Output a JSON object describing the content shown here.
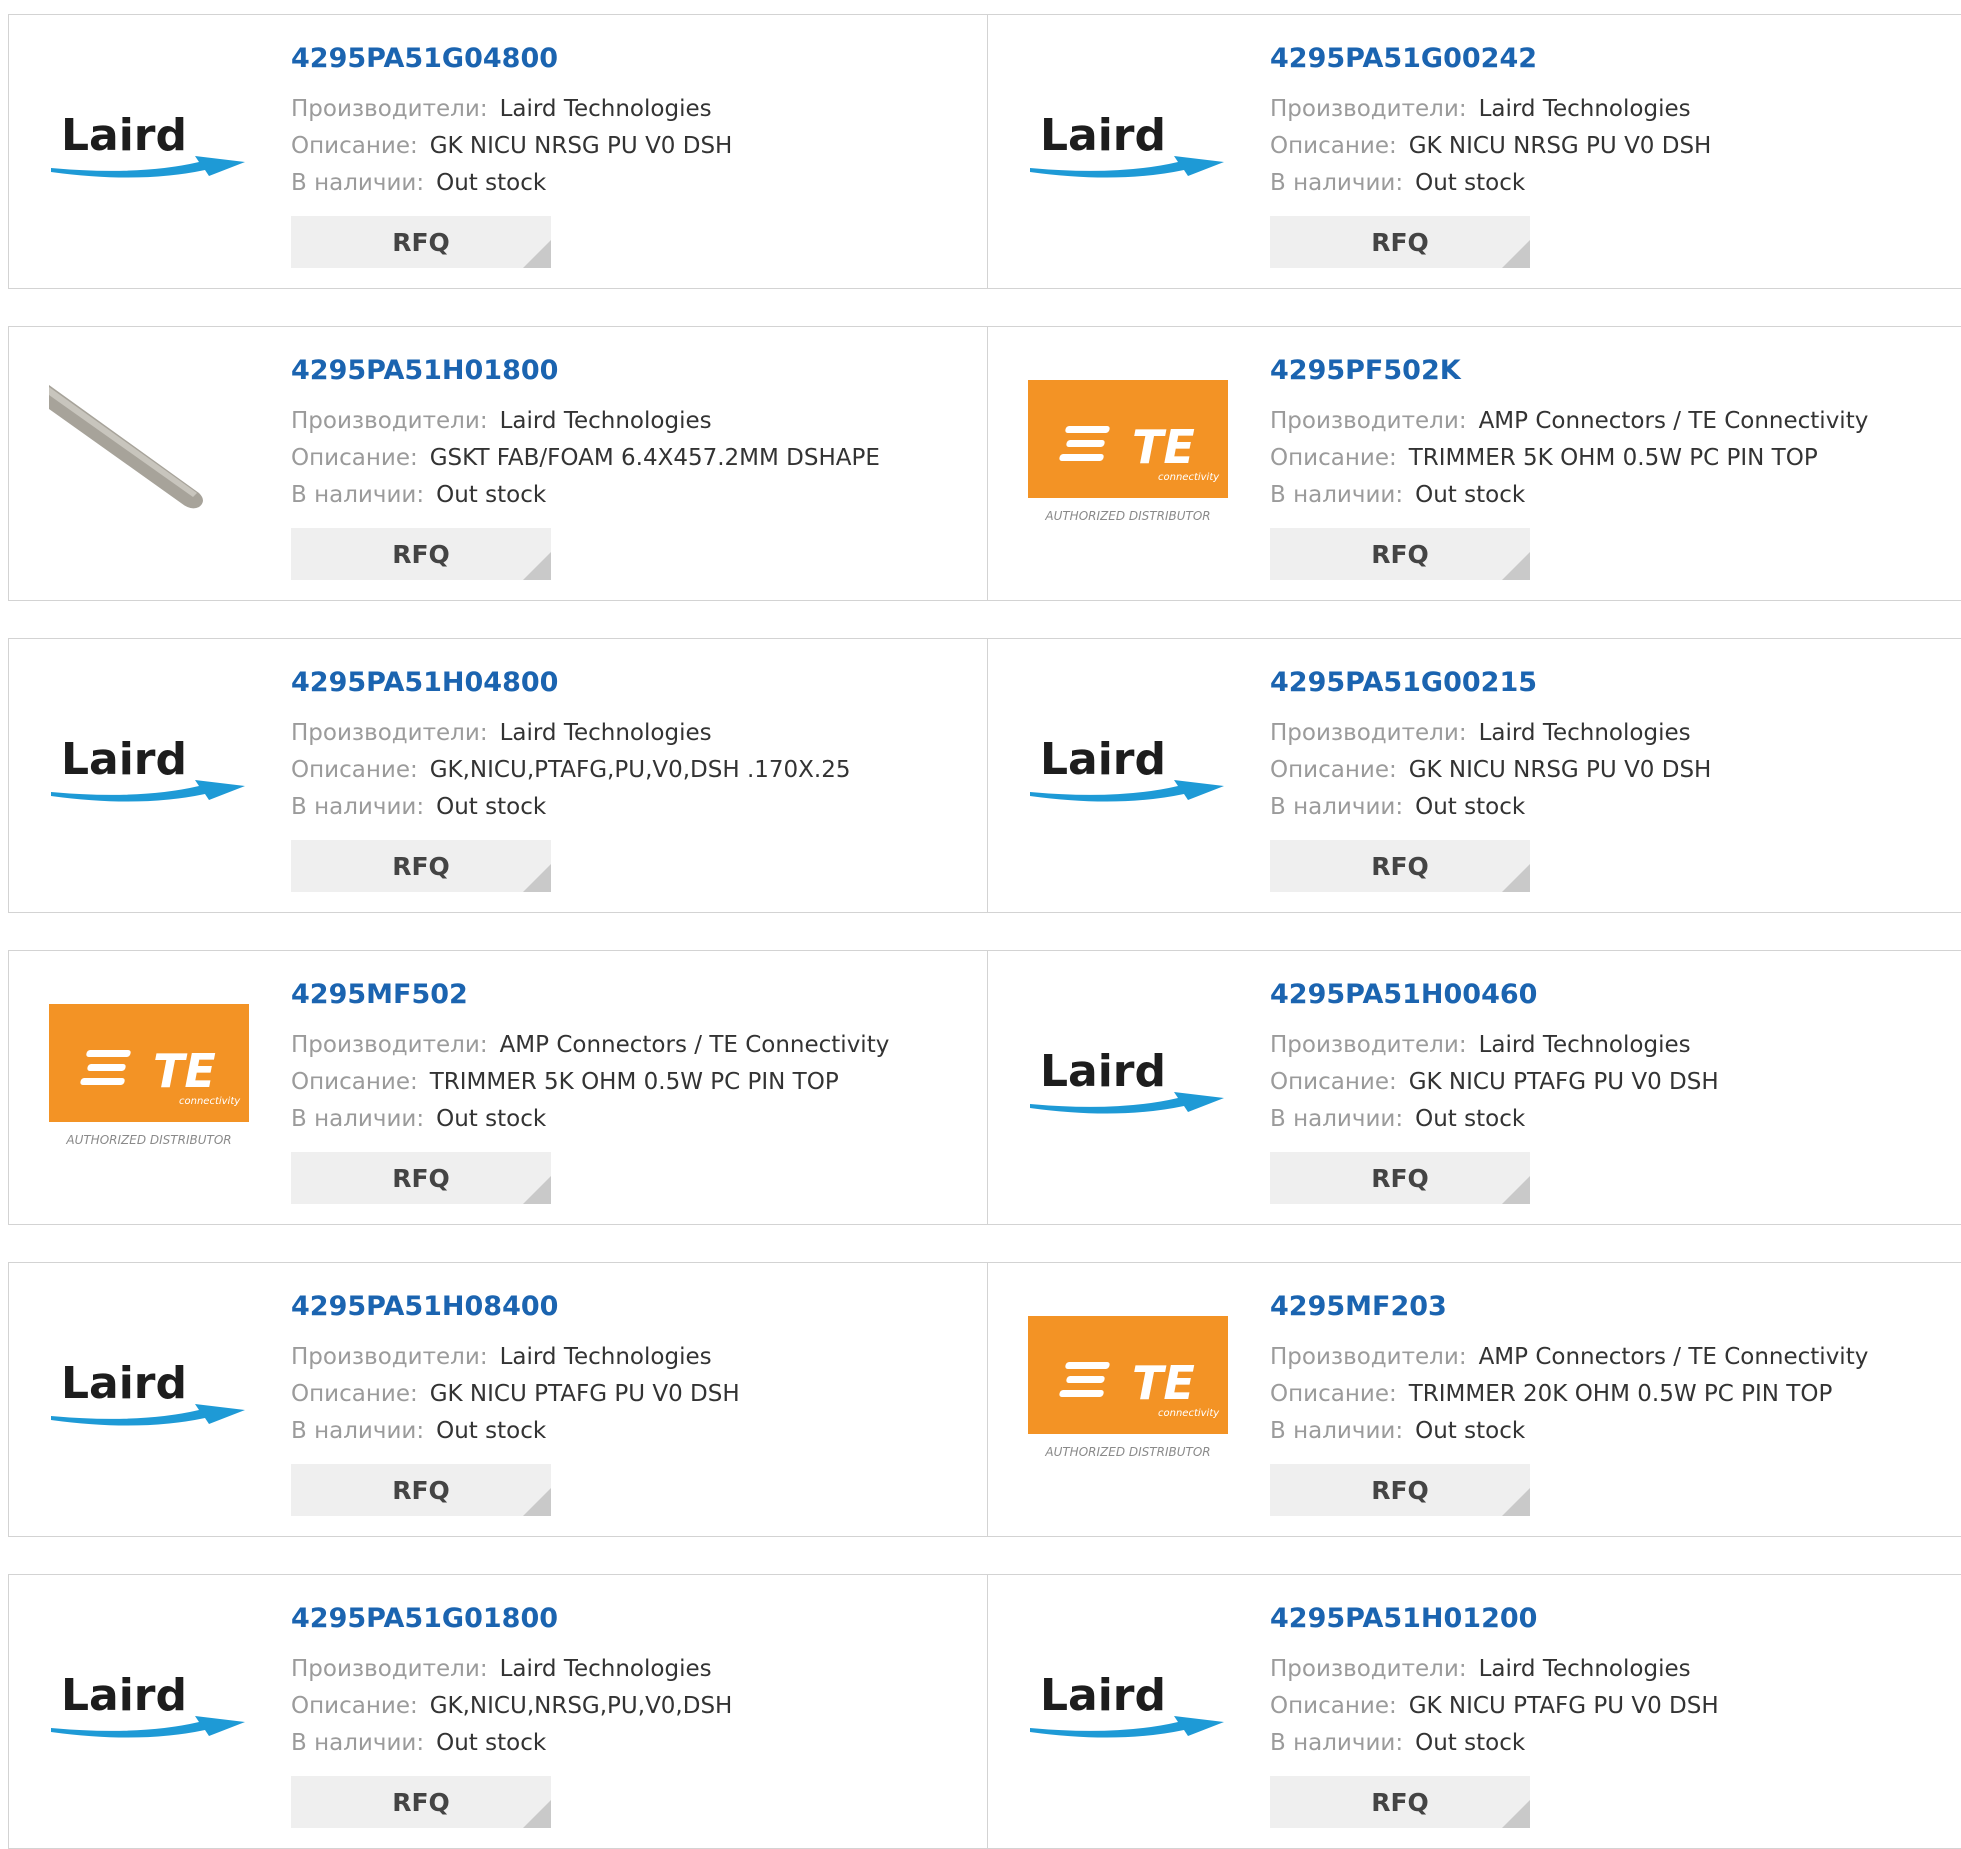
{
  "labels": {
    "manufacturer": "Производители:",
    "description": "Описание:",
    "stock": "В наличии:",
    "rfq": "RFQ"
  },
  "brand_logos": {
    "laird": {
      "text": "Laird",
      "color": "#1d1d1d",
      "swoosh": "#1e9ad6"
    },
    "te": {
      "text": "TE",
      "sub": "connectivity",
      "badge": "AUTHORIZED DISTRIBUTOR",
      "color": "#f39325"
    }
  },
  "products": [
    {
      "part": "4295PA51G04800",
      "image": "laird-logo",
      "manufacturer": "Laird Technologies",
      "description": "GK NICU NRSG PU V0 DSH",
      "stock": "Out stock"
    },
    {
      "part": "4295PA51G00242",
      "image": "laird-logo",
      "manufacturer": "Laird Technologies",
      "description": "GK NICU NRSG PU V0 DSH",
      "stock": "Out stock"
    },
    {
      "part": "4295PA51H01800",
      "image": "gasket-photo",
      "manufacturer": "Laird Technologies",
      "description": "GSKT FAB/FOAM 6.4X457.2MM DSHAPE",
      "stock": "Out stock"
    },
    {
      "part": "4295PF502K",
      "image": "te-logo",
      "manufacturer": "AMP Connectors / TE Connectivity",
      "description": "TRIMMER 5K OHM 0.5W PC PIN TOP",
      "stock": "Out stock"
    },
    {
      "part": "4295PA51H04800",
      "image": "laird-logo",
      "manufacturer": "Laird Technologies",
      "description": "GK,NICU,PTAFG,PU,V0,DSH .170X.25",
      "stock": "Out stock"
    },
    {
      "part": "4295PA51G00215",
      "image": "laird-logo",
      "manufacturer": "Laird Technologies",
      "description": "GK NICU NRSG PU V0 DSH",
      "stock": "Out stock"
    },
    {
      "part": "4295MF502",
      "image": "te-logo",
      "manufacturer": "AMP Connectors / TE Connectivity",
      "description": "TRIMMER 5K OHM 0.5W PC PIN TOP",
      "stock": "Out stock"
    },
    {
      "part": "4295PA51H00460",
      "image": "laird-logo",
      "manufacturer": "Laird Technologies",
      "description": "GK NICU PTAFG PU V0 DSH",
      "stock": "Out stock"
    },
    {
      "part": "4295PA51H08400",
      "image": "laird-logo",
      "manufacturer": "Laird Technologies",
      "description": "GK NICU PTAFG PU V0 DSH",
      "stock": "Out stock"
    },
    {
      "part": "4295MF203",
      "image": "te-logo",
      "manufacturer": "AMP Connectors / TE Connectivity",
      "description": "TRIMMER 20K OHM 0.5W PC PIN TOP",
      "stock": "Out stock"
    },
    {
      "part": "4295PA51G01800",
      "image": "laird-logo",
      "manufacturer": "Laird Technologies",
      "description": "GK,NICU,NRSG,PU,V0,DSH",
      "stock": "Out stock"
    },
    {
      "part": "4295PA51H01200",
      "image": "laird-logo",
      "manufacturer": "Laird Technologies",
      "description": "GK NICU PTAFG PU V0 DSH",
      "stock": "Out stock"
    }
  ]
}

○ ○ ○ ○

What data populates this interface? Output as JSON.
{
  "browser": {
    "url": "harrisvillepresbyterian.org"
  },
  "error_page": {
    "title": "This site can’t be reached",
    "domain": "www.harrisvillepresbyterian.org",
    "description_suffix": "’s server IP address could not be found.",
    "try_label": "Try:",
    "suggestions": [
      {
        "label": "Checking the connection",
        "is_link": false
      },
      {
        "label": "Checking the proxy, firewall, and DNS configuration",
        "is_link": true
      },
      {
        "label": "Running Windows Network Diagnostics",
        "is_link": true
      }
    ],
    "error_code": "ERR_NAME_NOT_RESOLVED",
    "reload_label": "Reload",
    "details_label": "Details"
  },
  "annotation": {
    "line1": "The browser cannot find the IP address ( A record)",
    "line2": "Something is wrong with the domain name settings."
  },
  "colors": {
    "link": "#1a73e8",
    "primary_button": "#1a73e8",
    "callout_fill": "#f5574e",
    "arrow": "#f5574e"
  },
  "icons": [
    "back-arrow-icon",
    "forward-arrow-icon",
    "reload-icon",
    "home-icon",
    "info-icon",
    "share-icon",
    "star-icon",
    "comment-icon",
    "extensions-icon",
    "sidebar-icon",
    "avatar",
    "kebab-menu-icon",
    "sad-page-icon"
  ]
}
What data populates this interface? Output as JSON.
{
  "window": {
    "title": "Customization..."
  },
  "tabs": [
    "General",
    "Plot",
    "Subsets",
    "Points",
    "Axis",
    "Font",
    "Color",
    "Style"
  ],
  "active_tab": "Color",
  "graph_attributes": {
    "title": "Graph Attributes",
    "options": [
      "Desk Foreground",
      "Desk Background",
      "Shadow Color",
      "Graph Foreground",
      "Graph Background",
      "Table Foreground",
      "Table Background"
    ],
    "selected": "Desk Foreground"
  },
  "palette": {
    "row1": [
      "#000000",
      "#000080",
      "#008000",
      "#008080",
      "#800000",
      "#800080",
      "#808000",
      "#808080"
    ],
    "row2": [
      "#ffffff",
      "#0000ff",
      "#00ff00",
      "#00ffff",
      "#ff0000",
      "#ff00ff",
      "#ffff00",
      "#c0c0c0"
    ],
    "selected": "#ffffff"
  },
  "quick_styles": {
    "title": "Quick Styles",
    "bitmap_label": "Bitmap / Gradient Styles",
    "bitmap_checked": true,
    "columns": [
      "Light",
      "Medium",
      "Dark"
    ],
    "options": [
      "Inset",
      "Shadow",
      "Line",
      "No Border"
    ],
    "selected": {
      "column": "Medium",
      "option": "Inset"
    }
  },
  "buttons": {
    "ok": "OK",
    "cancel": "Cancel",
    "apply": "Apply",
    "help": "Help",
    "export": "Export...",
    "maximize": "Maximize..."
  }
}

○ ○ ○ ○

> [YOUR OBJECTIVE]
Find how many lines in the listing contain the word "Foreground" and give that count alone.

> [WRITTEN SOLUTION]
4